Workshop 1:

Participation in big change: the example of a renovation

A house renovation is an example of a big change in someone’s life. How to prepare for such a big change and what comes afterwards? Future sustainable housing renovations will be done in a more industrial, standardized way than they used to. Yet a home is more than a product. This workshop presents initial findings about successful occupant participation processes in the Netherlands. Learnings: renovation processes must take the unique circumstances of different households into account. Techniques are needed to enable people to 'prototype' their future lives in their renovated house. Techniques are presented for discussion.


Workshop leader: (TU Delft, Stella Boess)


Workshop 2:

Engaging users through low-tech visualizations

Visualizations can be used in design to anticipate the use of a product, service or space. There are quite some high-tech tools available for that, but users may not directly engage with them due to technical complexity. In this workshop, participants learn how to develop low-tech visualizations that users can understand, input data, and generate insights for user-centered or participatory design projects. In this manner, low-tech visualization becomes the data-entry interface for high-tech visualization, supporting collaborative and participatory design with actionable data.

Workshop leader: (University of Twente, Frederick van Amstel)


Workshop 3:


"Human emotions are difficult to quantify and qualify.”
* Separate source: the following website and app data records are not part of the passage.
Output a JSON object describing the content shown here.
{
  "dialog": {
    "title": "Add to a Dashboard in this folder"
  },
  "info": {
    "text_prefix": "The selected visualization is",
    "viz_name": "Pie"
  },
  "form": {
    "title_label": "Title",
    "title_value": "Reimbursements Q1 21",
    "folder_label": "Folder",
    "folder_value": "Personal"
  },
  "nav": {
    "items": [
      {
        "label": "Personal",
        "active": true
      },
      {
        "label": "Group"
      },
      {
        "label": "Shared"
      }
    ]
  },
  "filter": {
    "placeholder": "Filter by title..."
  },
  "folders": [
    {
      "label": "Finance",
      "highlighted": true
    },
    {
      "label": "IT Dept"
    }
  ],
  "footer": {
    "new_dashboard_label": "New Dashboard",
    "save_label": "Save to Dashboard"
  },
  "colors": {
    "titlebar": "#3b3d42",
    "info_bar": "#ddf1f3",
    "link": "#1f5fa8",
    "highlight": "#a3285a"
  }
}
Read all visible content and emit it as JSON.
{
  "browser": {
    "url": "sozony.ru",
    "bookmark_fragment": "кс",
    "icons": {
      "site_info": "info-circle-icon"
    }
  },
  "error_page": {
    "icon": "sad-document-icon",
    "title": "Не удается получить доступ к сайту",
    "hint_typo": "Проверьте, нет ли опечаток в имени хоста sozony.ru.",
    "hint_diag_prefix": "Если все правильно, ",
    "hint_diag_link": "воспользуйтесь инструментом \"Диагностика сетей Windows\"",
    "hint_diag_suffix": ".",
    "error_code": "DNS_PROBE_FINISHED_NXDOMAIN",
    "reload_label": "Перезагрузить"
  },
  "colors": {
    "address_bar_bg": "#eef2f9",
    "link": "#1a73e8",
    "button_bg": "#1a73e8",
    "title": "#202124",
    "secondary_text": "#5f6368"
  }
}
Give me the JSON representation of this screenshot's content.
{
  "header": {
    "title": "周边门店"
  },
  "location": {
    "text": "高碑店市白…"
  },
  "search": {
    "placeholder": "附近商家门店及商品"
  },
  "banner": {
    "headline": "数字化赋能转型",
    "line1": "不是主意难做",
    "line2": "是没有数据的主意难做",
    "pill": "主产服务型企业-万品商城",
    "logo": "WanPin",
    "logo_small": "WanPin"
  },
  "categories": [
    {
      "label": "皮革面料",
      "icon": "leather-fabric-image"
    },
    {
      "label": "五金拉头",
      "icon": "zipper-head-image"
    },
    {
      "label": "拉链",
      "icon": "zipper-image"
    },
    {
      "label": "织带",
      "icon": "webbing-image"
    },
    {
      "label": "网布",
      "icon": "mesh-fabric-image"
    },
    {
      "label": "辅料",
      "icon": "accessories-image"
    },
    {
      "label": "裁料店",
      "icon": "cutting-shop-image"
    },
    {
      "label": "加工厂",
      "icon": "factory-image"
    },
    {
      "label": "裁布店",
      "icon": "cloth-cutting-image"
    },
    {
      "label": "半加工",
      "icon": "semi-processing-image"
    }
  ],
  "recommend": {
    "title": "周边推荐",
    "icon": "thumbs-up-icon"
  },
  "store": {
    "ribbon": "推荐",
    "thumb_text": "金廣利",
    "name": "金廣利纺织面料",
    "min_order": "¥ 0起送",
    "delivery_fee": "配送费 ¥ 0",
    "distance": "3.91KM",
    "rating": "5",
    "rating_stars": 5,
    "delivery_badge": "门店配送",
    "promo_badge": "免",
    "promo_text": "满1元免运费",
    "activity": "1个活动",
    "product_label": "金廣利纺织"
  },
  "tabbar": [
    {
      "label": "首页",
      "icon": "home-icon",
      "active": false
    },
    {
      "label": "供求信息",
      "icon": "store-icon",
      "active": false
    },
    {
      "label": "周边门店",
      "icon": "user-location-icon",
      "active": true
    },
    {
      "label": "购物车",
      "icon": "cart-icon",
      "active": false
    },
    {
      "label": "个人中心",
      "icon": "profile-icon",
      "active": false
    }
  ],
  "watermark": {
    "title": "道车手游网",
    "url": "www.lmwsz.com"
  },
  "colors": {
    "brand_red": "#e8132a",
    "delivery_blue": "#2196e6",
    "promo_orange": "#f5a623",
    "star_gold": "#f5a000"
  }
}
In this workshop, the emogram-tool is used to explain and weight emotions and associations of participants to user research on. e.g. a product, service, idea. With the emogram, changes in emotions and weights can be tracked throughout product design. Emogram is based on work of Sabrina Duda from EYE SQUARE GmbH, who developed this method in an attempt to research brand experience."

Workshop leaders: (Saxion, Karin van Beurden and Gerard van Os)

Karin van Beurden is Lector Product Design, Gerard van Os is researcher and teacher Product Design, both at Saxion University of Applied Sciences in Enschede.


Workshop 4:

User engagement through persuasive design

How to motivate or engage construction site workers to keep wearing their safety helmet, using input from persuasive and motivation strategies? Margot will walk through a motivational model and use the safety helmet as a case.

Extrinsic motivators such as obligations do not seem to work. But intrinsic motivators, such as providing comfort or giving insight into safety, help to persuade or engage workers to keep wearing their helmet.

Workshop leader: (Saxion, Margot Stilma and Johannes de boer)

Margot Stilma, senior researcher Industrial Design, Saxion and Johannes de Boer, researcher behavioural safety and ICT, Saxion.


Workshop 5:

Managing stress with serious gaming 

NOTE: this workshop is only available in Dutch!

In this workshop participants can experiment with the Engagementgame: an interactive serious game for managers, aimed at reducing work-related stress among workers and increasing their work engagement. Management involvement in stress prevention is one of the most important conditions for success. This award winning game is an example of a different approach from traditional stress interventions. It provides an innovative, engaging and fun way of working on an emotionally charged topic.

Workshop leader: (TNO, Maartje Bakhuys Roozeboom and Gillian Visschedijk)

event registration
 event registration